→ What you should do
Report, from the records below, every line where the word "your" appears.
****************************************
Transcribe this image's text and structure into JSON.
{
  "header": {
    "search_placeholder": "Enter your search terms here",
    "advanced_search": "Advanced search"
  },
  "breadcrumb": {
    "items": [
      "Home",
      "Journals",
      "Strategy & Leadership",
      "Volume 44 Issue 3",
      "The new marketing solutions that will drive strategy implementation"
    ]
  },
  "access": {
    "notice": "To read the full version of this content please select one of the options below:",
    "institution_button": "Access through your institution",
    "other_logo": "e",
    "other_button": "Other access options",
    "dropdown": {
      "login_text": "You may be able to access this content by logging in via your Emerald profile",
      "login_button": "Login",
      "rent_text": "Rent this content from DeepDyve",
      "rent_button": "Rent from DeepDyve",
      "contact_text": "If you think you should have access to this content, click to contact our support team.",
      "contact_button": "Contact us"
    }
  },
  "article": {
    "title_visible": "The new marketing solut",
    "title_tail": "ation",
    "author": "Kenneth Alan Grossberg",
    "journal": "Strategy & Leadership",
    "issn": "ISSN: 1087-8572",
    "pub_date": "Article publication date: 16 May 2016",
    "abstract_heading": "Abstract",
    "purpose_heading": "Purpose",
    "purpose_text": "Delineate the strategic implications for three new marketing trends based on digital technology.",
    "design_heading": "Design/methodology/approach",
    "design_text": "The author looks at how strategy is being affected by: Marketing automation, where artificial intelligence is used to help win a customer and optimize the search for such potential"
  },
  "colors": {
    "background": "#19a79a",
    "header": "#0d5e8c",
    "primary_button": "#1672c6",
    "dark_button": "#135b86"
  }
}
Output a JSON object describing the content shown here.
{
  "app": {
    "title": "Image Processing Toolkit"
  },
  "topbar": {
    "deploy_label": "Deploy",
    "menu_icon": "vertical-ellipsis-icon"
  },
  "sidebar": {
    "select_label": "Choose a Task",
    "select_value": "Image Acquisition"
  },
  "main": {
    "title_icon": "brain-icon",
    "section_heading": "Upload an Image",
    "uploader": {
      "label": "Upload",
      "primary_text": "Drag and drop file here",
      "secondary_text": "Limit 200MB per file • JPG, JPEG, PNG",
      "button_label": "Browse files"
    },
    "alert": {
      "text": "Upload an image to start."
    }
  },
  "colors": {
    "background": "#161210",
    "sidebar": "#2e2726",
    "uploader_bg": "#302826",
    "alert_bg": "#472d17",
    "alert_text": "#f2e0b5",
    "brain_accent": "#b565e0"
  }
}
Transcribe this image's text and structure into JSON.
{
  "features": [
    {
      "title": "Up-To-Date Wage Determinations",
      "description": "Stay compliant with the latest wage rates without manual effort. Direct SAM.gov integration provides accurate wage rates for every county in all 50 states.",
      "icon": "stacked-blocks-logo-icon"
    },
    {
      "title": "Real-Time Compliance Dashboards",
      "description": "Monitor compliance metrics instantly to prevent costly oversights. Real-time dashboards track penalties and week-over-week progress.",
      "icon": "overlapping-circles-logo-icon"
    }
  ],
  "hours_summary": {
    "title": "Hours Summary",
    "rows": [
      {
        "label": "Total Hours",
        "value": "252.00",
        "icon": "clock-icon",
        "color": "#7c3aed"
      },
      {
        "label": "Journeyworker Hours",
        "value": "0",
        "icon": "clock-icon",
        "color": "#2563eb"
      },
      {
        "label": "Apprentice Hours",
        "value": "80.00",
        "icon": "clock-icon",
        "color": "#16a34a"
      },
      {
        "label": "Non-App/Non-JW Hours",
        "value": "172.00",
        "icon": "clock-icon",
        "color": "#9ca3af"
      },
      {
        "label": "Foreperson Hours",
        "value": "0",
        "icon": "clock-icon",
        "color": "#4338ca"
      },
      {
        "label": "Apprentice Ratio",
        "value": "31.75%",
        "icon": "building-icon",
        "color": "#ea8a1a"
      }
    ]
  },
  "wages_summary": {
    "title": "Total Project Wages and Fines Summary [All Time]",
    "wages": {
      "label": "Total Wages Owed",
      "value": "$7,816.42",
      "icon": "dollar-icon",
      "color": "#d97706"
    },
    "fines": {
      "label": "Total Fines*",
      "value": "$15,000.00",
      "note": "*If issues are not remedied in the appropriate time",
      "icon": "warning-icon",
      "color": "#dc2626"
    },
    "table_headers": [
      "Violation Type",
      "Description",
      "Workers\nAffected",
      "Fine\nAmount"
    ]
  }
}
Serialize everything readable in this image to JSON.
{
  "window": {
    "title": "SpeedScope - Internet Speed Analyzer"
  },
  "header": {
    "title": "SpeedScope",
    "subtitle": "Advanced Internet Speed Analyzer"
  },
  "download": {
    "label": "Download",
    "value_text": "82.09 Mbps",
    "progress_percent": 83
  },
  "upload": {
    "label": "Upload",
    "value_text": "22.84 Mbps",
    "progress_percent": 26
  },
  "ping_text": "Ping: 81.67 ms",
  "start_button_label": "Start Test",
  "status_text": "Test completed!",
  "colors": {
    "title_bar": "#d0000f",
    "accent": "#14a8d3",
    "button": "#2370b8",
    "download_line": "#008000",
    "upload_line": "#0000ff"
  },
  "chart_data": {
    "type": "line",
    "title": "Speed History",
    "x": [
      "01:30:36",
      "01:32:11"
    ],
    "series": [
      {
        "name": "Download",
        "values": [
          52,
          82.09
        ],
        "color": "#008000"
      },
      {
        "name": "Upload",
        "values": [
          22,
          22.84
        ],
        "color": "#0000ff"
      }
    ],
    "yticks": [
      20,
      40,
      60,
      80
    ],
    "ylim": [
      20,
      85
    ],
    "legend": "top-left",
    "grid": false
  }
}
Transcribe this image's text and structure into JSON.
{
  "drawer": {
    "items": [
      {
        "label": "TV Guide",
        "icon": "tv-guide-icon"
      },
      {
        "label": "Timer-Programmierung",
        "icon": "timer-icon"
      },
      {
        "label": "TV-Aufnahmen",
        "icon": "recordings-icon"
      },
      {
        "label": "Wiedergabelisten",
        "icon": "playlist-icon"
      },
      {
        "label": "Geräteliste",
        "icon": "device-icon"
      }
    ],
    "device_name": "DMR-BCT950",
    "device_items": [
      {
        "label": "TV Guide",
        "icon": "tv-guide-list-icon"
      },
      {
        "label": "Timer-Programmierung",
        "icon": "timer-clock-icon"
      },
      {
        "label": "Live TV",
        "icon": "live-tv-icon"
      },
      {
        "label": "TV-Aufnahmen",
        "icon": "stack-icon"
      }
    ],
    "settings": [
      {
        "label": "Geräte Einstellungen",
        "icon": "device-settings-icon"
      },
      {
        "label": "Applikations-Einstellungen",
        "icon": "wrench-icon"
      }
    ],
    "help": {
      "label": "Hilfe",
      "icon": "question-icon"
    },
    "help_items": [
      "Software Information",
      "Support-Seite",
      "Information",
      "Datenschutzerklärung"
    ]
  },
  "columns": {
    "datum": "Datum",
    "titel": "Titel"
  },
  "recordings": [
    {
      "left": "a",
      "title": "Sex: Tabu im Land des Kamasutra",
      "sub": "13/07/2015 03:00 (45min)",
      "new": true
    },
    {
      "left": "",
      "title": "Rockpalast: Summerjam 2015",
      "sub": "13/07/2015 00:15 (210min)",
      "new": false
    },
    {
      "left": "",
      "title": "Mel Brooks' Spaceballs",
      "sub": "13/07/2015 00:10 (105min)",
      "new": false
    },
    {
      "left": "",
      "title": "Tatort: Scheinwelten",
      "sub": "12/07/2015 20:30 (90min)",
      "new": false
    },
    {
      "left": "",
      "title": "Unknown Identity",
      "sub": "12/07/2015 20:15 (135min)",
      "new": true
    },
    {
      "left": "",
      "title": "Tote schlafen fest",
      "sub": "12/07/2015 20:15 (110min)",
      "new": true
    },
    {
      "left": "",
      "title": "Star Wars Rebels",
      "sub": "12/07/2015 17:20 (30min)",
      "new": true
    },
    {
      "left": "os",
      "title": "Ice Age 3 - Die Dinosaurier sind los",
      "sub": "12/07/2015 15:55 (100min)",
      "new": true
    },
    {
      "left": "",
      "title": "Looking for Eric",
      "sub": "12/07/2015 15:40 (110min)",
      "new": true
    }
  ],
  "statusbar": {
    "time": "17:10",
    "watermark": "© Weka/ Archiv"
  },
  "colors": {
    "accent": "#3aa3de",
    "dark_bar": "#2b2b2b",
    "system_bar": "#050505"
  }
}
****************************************
→ Answer box
    "search_placeholder": "Enter your search terms here",
    "institution_button": "Access through your institution",
      "login_text": "You may be able to access this content by logging in via your Emerald profile",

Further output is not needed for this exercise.